Even so, what may be seen as an artistic low point of Freund’s career occurred when, in 1981, she accepted a commission to produce the official portrait of newly elected French President François Mitterrand. In the resulting image, Mitterrand’s squinty eyes and smarmy smile belie the photographer’s attempts to elicit warmth and statesman-like dignity. Decades before, Freund had captured André Malraux, one of modern French literature’s most egregiously posturing literary macho men, in a dashing pose emulated by subsequent preening French public intellectuals, right up to Bernard-Henri Lévy today.

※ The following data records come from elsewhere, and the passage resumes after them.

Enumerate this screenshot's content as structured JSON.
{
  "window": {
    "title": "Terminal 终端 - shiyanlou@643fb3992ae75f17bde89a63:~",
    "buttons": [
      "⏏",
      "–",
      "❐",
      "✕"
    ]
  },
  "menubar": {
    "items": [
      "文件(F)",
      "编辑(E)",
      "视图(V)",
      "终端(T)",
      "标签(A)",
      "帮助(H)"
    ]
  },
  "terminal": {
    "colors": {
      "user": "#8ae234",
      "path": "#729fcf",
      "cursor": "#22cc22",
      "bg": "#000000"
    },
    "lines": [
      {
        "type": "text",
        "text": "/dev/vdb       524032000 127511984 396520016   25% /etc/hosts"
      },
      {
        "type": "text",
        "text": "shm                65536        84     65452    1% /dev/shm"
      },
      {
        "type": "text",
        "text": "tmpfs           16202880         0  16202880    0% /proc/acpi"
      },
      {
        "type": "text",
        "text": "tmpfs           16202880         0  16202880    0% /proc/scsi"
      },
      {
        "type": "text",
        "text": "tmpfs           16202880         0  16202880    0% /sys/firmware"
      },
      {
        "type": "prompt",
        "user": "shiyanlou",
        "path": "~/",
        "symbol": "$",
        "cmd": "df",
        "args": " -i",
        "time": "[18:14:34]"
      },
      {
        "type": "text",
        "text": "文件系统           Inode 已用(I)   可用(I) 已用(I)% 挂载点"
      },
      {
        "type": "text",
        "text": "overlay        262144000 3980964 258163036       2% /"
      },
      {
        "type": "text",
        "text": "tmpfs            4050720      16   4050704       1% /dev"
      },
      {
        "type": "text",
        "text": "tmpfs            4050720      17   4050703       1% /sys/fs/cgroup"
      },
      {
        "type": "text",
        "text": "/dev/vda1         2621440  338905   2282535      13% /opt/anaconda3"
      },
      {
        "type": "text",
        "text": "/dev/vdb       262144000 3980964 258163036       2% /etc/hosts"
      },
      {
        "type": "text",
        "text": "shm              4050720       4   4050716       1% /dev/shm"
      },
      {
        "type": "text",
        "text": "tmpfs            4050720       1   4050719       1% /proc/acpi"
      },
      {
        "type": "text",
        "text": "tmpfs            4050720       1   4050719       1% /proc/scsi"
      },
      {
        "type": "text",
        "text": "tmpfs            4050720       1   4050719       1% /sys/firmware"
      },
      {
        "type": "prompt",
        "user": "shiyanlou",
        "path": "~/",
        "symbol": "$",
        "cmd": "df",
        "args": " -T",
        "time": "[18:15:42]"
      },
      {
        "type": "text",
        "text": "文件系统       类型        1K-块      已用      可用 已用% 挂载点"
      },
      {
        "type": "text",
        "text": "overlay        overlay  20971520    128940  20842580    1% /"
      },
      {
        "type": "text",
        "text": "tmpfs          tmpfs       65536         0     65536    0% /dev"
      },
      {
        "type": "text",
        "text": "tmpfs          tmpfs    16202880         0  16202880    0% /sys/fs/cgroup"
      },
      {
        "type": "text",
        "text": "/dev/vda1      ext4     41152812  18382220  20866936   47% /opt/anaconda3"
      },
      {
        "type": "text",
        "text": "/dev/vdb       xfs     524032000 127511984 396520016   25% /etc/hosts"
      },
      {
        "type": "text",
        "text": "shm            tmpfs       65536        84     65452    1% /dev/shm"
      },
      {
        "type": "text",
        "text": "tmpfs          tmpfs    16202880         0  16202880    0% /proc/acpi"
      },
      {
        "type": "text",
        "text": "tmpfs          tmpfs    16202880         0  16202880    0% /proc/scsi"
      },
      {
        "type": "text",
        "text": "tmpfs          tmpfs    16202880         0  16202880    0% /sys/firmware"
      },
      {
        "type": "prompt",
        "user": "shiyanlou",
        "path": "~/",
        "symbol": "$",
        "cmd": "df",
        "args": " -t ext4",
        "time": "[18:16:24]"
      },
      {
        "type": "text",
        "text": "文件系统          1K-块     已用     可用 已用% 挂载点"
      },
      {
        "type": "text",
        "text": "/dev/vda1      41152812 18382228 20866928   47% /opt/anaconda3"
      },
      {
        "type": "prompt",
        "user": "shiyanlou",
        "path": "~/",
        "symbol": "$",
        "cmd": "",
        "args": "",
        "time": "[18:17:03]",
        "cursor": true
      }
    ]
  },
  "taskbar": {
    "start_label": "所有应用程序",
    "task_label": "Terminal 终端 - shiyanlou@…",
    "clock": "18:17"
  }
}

In 1950, Life Magazine published Freund’s empathetic images of Eva Perón, wife of Argentina’s tyrannical dictator, Juan Perón. As with Malraux and Mitterrand, Freund’s celebrity photo shoot of Perón seemed to further enable her subject’s self-mythification.
After the Perón images were published in Life, the ardently anti-fascist Hungarian Jewish photographer Robert Capa (born Endre Ernö Friedmann) refused on principle to allow Freund to continue working as a freelancer for his Magnum photographic agency. Such intermittent struggles and crises, made clear in this current show, are signs of Freund’s still only superficially understood artistry and questionable commissions.
Sometimes the most respect one can show for an artist’s achievement is to look past their own, often misleading, statements about their work. For years, Freund’s words have inspired a vast amount of repetitiously superficial commentary. Now, clearly, her images are overdue for a new look.
Benjamin Ivry is a frequent contributor to the Forward.